Goal of the exercise
Wherever "accuracy" turns up in a line of the entries below, that line counts. Say how many such lines there are, with no other words.

◆ ◆ ◆ ◆

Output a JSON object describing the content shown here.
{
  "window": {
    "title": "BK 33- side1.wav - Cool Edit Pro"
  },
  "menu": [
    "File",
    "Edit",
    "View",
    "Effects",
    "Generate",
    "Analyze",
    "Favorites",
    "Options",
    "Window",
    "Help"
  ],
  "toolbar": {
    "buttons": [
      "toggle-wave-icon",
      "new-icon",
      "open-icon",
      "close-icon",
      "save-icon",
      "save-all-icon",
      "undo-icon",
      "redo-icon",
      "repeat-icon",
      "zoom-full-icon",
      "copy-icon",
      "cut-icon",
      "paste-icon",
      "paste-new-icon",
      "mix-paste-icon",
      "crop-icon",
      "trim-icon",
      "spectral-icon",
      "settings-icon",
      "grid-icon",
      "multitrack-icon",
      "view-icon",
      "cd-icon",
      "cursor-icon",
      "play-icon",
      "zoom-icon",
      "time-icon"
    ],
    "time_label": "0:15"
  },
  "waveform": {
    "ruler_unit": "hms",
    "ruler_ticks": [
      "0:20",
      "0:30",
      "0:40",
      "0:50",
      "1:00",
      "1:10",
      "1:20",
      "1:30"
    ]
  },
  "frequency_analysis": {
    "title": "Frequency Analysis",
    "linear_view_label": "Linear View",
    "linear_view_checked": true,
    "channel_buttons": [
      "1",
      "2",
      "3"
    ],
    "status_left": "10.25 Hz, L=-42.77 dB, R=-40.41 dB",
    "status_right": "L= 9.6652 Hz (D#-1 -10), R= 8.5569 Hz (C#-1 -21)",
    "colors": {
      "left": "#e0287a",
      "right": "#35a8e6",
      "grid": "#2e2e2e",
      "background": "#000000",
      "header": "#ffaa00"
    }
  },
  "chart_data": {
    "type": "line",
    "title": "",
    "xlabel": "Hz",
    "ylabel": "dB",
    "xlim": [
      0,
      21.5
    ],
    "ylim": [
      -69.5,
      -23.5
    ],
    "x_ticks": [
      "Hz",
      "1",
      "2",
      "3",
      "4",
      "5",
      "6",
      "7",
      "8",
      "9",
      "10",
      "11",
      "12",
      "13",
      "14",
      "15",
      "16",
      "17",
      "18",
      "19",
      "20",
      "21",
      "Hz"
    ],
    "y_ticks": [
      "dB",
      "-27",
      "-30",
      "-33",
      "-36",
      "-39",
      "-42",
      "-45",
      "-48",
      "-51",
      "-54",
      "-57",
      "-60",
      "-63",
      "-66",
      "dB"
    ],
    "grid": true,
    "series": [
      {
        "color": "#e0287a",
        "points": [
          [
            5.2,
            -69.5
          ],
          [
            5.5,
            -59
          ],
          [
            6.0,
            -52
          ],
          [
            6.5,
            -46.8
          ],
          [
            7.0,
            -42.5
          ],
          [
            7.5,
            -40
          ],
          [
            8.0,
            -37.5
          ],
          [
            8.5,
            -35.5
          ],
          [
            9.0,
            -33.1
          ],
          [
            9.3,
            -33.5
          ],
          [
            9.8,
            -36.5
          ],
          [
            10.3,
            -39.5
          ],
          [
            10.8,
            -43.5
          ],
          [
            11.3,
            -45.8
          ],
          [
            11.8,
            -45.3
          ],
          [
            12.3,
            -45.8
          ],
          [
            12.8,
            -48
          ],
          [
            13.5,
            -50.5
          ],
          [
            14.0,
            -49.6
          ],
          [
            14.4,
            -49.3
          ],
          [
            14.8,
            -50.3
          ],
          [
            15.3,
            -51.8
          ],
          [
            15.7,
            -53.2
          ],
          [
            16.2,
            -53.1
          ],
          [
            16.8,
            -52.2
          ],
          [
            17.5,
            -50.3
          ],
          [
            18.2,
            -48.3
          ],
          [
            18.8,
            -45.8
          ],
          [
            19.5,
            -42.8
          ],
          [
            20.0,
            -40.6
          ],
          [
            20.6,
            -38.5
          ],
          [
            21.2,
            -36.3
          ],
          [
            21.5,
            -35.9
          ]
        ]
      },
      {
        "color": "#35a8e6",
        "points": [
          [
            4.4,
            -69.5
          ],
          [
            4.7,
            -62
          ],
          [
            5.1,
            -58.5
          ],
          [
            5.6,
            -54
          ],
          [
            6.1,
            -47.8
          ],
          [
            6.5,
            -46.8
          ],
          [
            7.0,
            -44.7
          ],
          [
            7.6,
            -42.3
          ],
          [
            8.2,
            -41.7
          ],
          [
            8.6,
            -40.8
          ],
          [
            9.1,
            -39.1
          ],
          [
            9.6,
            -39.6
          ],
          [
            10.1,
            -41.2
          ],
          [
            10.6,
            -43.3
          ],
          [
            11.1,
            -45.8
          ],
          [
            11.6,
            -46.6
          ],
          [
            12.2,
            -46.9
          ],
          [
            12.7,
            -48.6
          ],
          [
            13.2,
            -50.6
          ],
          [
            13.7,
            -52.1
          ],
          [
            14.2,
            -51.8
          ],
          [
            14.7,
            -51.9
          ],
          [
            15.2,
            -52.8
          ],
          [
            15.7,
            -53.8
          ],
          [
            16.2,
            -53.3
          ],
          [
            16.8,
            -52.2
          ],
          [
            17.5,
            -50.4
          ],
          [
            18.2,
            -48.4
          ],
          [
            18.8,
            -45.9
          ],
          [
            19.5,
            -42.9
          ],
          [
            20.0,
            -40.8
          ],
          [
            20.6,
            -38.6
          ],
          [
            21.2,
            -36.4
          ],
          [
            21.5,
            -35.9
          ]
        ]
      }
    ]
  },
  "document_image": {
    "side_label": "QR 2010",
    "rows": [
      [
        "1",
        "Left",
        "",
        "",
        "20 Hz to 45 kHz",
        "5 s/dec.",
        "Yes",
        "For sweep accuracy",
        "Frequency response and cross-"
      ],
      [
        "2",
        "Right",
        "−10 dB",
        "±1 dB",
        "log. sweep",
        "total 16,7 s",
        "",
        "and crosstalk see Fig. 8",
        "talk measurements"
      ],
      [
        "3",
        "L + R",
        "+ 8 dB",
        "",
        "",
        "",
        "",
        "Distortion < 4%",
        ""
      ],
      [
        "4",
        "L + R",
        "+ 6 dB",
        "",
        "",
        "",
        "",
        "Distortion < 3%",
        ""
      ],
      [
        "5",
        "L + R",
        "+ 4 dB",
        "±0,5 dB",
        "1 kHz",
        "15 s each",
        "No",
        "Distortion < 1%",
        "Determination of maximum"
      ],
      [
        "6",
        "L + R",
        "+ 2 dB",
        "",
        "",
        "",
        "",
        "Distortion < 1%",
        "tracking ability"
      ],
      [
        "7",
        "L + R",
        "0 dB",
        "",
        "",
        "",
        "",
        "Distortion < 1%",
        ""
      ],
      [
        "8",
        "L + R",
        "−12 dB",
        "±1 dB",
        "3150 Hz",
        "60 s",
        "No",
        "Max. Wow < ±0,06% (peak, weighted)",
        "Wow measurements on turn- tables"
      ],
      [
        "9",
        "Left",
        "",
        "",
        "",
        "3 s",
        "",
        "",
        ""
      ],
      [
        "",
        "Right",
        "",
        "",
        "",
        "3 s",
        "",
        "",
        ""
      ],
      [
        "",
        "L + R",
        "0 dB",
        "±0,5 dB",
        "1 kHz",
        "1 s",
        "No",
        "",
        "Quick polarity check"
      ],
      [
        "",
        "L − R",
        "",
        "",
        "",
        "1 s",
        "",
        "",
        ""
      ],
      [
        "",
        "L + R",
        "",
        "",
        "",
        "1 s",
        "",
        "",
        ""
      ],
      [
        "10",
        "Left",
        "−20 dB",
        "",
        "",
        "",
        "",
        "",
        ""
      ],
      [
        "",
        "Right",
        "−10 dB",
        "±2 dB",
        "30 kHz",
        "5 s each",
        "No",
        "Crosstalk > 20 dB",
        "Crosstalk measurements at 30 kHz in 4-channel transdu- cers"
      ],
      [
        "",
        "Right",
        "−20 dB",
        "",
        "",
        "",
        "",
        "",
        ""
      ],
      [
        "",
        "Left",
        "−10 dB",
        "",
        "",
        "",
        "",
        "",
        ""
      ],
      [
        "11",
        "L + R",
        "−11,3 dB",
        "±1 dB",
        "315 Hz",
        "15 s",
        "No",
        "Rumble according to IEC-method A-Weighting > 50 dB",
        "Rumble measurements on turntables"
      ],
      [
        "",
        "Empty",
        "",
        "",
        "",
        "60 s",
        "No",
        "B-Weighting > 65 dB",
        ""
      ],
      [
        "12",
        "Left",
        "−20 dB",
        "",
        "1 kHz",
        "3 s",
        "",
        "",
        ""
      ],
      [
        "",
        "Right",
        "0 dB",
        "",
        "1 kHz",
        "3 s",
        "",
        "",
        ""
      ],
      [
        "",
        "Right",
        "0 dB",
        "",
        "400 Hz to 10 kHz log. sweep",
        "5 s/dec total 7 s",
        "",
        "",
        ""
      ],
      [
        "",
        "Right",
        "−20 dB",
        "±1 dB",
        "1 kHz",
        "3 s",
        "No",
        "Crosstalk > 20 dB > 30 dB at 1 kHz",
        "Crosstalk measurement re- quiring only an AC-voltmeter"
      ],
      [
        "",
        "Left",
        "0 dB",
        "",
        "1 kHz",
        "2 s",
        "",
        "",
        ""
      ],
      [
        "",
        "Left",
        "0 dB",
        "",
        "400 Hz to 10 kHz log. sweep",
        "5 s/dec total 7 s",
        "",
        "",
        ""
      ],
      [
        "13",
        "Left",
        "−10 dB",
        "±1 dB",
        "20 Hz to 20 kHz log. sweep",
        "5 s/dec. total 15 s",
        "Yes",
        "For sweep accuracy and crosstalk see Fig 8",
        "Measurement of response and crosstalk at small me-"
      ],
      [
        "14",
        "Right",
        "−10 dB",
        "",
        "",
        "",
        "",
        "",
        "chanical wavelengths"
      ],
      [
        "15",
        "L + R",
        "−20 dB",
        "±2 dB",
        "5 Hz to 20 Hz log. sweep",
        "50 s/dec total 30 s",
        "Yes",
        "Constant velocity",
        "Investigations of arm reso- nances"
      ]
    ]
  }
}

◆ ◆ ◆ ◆

Task output
2